DALLAS (AP) — Newly enacted state law requiring voters to show picture identification is causing some hiccups at early-voting locations around Texas, according to a report published Sunday.
Rules requiring that a voter's name on IDs exactly match that listed in voter registration databases are especially problematic for women, The Dallas Morning News (http://dallasne.ws/19ISAWj ) reported. The general election is Nov. 5.
To lessen the hassle, state officials say that if names are "substantially similar," a voter can immediately sign an affidavit verifying his or her identity, and then vote. Another option is casting a provisional ballot, then providing supporting information later. Provisional ballots are held until elections officials can verify that they should count.
State officials have promised to err on the side of the person trying to vote, rather than the other way around.
The voter ID law, championed by conservative activists, was approved in 2011 but didn't take effect until recently because of legal challenges. It requires voters to produce picture identification, such as a Texas driver's license, a concealed handgun license or a special election ID certificate issued just for voting.
When the U.S. Supreme Court this year struck down a portion of the Voting Rights Act, the photo ID requirement was enacted. Next month's statewide election is the first one in which it will take effect, though Democrats and the U.S. Justice Department have sued anew.
Opponents argue the Republican-controlled Legislature created an illegal barrier to voting for poor minorities and people who live in rural areas. Minorities make up the majority of voters who do not have one of the six forms of ID required. Only the Election Identification Certificate is available for free from the Department of Public Safety.
Dallas County elections officials, meanwhile, are allowing voters at polling locations to immediately change their name in the voter registration database to match photo IDs.
"We're trying to make sure that we don't have anyone turned away because their name is different," elections administrator Toni Pippins-Poole said.
Opponents of the new law — particularly Democrats — say matching names is an unnecessary burden designed to hurt voter turnout. Since many women change their last name after getting married, critics say women are facing extra hurdles at the polls.
Republican supporters counter that the law combats voter fraud.
On a conference call on the issue last week, state Sen. Leticia Van de Putte, D-San Antonio, said "women are feeling the hardships of this voter ID law."
She said: "I'm glad that my Republican colleagues at least trust women to state their own identity without having to ask their fathers or husbands to vouch for them."
Even a state district judge in Corpus Christi complained recently that the ID and voter registration she had used for years were questioned when she went to the polls because one listed her maiden name as her middle name.
Still, the secretary of state's office has said there haven't been reports of anyone having to vote provisionally because of a name issue.

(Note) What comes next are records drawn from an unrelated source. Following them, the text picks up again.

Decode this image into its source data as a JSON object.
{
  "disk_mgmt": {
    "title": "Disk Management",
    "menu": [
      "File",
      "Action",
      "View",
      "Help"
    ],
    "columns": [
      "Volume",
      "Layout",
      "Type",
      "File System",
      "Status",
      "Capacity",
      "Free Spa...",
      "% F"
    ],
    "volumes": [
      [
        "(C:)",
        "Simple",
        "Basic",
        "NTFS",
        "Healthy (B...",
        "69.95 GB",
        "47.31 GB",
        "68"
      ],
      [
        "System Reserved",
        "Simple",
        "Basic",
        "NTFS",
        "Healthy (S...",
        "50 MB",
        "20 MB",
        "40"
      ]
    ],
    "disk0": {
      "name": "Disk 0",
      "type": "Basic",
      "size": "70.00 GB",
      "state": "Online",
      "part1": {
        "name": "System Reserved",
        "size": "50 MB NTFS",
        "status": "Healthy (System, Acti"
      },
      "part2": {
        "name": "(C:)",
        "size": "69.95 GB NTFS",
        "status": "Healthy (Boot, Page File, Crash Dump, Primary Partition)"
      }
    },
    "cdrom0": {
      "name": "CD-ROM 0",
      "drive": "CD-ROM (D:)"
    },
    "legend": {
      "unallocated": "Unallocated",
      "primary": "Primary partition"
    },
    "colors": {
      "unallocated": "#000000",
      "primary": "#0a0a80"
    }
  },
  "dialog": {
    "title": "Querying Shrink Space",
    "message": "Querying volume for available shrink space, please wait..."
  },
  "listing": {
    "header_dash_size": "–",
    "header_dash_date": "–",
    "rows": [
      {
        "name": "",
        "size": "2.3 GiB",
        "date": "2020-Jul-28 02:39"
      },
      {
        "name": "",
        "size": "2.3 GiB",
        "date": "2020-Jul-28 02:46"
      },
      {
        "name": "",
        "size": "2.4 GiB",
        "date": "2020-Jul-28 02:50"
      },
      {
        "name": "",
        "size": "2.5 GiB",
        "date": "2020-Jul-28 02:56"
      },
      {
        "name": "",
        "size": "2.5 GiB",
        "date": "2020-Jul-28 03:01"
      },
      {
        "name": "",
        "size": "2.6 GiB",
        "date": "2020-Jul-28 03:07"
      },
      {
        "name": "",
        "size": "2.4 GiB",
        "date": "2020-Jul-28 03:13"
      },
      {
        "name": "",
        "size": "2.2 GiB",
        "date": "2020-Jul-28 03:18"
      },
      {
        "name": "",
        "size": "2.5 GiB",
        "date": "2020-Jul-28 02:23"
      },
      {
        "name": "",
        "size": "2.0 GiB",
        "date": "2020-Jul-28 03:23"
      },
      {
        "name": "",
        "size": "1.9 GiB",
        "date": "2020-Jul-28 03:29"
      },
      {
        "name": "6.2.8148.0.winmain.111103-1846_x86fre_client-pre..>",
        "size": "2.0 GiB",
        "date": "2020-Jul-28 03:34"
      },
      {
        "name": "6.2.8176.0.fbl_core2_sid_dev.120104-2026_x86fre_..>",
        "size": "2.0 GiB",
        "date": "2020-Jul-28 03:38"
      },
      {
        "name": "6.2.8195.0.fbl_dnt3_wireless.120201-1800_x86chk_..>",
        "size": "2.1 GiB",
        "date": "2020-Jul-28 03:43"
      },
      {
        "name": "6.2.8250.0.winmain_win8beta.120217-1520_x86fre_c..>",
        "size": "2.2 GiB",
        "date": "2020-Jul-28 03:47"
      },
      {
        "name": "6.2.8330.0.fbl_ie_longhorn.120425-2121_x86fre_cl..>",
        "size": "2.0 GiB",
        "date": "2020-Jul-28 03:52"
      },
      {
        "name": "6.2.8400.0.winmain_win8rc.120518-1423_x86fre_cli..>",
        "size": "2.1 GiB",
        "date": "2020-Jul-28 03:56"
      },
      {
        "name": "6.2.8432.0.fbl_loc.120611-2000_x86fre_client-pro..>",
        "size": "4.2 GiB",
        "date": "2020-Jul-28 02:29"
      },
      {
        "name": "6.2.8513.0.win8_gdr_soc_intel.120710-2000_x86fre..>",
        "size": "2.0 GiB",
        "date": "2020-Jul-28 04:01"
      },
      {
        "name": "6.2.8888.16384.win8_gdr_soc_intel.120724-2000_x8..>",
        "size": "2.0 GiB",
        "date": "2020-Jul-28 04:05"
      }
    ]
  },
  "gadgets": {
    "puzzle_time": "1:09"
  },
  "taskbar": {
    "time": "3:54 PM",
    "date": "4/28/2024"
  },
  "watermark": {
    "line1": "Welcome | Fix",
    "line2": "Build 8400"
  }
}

Pippins-Poole said many Dallas County voters had to sign affidavits but also said that no voters had been deterred from casting a ballot.
Information from: The Dallas Morning News, http://www.dallasnews.com